That "The Avengers" came together so well is a credit to hundreds of talented actors, artists, and technicians. But if you only wanted to send one thank-you card, address it to writer-director Joss Whedon. Whedon is responsible for some the best TV you've probably never seen: "Buffy the Vampire Slayer", its spinoff "Angel", and the razor-sharp sci-fi series "Firefly". He specializes in smart, snappy dialogue and strong, complex characters (whom he feels no qualms about killing off at the height of their popularity). He is a virtuoso of smarm and crosstalk, the only person I can think of who could make superheroes arguing in a conference room as engaging as superheroes fighting aliens in the streets of New York.

Beginning with the first "Iron Man" in 2008, each film in this growing franchise has struck a special and incredibly satisfying tone—epic and reverent, but also smart and self-aware. ("Iron Man" set the red-and-gold standard, though last year's "Thor" was surprisingly successful at it, too.) Whedon (with help from Zak Penn, with whom he co-crafted the story) takes these tones and composes a symphony with movements that range from frenzied visual cacophony to thoughtful adagio and back again. "The Avengers" is action-packed the way "Hamlet" is a little chatty. Actually, to be honest, "The Avengers" is a little chatty, too—delightfully so. In Downey, Whedon has found his verbal Stradivarius, though all of these actors do well with Whedon's words. (The debatable exception is Renner's Hawkeye—he's like that quiet dude on the edges of your college crew; no one's sure why he's there, but then it turns out he's crazy good at quarters.)

When Loki gets the Tesseract portal open, what ensues is a battle of "Saving Private Ryan" length and "Independence Day" proportion. Out pours an army of alien snowmobilers and gigantic, mechanical silverfish that set about a chaotic revision of Manhattan property values. The badassery of each team member is put on spectacular display, and their talents and tropes and catchphrases are combined in unique ways that will make normal people say "Whoa!" or "Ha!" and the nerds say either "I never imagined that" or "I totally thought of that three years ago at Comic-Con."
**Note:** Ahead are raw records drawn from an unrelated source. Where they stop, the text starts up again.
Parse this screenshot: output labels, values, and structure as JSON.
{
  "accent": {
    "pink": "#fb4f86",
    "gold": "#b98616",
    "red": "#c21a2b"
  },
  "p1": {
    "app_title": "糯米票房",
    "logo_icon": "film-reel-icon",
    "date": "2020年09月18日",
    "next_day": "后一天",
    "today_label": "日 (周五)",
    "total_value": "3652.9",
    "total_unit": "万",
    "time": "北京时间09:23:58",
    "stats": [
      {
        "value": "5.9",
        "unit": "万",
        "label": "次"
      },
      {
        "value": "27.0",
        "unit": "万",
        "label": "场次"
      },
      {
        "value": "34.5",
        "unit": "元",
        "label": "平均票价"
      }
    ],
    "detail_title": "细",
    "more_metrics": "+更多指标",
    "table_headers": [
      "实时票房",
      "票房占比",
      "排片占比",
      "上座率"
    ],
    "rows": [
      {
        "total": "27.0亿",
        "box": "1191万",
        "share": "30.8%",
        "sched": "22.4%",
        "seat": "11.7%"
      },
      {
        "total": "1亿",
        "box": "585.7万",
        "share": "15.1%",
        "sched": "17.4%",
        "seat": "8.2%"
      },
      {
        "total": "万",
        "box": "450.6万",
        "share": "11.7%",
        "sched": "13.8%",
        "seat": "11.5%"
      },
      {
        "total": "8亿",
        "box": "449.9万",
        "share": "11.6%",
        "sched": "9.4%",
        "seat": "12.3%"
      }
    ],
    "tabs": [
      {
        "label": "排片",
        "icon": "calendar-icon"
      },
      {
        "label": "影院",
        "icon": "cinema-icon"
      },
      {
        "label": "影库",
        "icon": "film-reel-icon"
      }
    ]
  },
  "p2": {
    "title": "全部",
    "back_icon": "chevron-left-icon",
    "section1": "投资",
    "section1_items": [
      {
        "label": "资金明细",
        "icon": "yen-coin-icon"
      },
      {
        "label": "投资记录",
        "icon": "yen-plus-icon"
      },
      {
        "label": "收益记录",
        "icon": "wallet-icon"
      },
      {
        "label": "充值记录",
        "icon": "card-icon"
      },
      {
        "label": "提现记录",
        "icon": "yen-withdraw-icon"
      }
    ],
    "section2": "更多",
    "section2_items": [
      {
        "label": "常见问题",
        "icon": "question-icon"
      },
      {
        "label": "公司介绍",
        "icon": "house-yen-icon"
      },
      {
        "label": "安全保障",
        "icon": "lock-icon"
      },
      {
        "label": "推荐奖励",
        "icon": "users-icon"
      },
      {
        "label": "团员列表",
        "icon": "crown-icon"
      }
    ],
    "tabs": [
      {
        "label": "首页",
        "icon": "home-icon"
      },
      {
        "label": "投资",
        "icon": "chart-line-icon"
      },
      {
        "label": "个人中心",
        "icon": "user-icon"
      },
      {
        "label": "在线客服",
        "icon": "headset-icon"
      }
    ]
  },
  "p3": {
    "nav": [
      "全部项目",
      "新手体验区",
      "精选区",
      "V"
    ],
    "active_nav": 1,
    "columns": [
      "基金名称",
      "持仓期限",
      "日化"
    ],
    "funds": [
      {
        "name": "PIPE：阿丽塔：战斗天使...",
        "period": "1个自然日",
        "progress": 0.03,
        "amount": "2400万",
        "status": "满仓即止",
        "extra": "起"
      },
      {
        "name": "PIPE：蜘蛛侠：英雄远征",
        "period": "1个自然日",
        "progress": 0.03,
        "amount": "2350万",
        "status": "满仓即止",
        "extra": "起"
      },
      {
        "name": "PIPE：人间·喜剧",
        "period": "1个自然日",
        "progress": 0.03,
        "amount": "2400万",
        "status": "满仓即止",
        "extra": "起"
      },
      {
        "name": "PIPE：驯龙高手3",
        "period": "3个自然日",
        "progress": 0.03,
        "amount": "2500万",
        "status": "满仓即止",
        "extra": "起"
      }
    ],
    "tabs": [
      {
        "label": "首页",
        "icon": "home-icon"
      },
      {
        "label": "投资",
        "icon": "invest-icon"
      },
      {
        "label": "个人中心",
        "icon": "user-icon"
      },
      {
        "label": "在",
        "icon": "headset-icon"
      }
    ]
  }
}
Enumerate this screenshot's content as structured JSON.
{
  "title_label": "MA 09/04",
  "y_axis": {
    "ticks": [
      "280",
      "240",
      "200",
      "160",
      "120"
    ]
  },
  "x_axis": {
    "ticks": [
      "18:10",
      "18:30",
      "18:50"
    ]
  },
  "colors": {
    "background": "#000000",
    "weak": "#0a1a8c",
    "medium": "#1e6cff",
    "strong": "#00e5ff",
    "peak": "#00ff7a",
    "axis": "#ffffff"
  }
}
It's difficult to overestimate how much fun "The Avengers" is, combining and magnifying as it does the best qualities of the last few Marvel films. And you don't have to study up to enjoy it—though I can hardly think of a better set of prerequisite texts. The toughest thing about seeing "The Avengers" will be leaving the littlest fans at home, as it's probably a bit too much for younger kids to withstand.

© 2018 Chesapeake Family Life. All Rights Reserved.